Start of Block

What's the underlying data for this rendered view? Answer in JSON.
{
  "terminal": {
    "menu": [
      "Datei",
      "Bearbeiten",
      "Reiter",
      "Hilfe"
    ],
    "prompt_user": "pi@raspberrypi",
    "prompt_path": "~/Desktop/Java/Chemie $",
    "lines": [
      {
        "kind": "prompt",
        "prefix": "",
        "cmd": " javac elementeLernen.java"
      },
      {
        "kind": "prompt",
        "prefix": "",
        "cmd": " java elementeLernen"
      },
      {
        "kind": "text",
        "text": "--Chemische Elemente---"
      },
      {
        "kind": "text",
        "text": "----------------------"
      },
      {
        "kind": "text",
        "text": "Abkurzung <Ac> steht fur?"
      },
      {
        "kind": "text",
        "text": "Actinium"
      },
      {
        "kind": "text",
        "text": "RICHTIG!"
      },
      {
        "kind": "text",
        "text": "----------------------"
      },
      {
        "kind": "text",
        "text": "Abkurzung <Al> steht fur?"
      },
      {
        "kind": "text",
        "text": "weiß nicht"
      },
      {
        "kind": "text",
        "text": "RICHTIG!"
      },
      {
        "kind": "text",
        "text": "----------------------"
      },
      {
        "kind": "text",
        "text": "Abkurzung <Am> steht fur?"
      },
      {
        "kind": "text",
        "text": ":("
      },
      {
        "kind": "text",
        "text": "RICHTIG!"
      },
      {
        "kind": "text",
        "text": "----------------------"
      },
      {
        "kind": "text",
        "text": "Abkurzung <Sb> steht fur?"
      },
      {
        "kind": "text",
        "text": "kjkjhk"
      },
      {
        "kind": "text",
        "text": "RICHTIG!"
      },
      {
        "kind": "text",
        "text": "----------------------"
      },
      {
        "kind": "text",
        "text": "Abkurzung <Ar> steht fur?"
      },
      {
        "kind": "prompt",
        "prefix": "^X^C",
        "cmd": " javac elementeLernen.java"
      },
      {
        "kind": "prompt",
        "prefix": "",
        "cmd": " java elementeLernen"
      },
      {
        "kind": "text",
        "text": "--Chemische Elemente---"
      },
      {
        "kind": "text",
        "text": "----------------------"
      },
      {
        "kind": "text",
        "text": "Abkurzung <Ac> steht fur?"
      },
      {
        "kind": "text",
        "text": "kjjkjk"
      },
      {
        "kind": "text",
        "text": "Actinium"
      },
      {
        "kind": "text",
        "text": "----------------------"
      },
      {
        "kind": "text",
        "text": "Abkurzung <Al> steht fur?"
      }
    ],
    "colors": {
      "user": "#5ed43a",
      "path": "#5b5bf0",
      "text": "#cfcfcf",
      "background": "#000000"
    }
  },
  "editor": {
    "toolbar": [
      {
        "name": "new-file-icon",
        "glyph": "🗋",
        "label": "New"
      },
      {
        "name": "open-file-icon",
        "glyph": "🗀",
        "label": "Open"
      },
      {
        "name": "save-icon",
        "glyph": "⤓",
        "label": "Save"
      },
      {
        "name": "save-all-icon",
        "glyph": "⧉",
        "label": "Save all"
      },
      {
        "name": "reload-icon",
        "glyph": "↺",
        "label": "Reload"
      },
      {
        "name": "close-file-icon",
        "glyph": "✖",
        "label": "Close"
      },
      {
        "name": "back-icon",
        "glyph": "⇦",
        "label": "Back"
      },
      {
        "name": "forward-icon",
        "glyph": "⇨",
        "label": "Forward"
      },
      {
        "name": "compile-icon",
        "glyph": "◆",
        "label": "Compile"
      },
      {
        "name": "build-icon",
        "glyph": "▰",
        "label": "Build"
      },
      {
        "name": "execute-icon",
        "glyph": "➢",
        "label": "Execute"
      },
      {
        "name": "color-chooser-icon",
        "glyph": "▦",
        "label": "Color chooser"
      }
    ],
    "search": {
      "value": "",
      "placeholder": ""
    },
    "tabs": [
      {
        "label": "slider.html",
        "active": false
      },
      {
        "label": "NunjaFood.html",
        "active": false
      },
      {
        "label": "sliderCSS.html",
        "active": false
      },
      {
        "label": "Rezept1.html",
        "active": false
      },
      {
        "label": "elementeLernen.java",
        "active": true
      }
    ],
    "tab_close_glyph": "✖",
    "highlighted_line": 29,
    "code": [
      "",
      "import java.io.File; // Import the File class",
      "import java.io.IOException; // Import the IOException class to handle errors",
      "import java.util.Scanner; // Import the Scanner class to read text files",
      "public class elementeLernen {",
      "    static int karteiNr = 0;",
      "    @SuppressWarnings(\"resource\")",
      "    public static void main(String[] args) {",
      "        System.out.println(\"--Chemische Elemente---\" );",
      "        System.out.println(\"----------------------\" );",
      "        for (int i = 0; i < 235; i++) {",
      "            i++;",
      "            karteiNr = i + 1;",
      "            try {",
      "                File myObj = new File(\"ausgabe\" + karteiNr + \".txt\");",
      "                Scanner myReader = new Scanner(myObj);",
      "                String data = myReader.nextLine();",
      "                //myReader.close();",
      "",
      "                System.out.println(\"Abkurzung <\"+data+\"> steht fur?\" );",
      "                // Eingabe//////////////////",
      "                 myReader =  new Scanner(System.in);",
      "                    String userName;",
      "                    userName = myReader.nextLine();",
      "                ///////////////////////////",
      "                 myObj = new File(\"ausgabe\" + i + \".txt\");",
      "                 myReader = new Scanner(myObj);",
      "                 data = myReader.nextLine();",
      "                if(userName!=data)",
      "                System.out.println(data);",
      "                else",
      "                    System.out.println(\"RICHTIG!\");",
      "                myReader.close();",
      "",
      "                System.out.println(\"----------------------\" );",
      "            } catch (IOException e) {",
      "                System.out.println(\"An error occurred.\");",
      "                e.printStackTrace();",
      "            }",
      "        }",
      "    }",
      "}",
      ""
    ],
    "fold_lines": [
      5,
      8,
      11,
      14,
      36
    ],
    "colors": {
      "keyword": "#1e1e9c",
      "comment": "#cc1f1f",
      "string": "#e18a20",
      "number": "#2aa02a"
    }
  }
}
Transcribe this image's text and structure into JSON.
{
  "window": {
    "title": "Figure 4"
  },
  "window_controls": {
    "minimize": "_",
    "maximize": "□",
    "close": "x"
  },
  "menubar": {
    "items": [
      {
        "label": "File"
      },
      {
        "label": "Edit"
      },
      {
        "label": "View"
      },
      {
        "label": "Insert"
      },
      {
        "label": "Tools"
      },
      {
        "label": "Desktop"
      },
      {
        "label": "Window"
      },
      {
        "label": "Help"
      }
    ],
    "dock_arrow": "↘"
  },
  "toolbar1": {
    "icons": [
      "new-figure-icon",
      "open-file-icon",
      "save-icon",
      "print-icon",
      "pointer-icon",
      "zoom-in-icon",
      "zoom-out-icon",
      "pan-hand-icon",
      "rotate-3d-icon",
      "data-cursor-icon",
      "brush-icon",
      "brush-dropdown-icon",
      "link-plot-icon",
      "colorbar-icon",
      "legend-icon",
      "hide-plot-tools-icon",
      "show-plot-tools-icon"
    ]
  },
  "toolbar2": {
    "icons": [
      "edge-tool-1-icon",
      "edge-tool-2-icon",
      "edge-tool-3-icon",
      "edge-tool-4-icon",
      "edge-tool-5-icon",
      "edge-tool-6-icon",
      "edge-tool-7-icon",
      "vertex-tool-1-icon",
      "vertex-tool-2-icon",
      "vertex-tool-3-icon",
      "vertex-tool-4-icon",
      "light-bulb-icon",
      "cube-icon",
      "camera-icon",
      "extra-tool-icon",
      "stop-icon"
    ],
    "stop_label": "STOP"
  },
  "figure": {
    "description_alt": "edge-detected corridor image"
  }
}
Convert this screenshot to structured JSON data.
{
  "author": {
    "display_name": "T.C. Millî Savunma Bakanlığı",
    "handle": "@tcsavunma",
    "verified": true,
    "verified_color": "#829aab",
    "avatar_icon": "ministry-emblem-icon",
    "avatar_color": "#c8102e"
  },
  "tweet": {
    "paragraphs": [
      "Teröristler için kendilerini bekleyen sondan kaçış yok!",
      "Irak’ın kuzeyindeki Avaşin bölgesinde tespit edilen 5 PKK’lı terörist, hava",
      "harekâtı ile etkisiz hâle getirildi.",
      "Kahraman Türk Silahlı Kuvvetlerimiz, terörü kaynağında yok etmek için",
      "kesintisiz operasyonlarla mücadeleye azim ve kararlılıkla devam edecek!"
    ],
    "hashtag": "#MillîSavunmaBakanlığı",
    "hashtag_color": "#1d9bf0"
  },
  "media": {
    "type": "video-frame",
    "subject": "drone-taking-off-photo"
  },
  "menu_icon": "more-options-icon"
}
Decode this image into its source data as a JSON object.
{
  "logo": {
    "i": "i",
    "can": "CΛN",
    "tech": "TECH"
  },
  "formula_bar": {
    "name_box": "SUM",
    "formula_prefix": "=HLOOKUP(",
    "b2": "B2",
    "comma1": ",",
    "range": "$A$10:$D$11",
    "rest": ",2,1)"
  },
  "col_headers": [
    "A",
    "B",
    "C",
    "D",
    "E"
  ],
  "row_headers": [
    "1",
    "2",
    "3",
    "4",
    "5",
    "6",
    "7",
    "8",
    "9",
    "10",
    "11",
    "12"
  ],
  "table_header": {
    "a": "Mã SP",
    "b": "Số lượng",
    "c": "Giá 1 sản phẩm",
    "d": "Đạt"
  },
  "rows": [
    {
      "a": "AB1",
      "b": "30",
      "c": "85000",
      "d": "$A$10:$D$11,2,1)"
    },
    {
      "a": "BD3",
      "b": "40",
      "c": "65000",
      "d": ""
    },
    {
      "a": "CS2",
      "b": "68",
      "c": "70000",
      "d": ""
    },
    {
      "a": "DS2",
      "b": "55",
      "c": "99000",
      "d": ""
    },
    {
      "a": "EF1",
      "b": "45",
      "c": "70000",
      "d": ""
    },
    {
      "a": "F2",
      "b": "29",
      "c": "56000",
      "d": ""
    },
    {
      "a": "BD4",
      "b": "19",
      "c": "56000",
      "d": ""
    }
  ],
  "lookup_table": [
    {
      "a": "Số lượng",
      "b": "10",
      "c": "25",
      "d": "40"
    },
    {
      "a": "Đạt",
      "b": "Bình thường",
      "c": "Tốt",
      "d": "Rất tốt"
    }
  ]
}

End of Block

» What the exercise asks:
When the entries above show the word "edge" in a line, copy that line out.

» Response area:
      "edge-tool-1-icon",
      "edge-tool-2-icon",
      "edge-tool-3-icon",
      "edge-tool-4-icon",
      "edge-tool-5-icon",
      "edge-tool-6-icon",
      "edge-tool-7-icon",
    "description_alt": "edge-detected corridor image"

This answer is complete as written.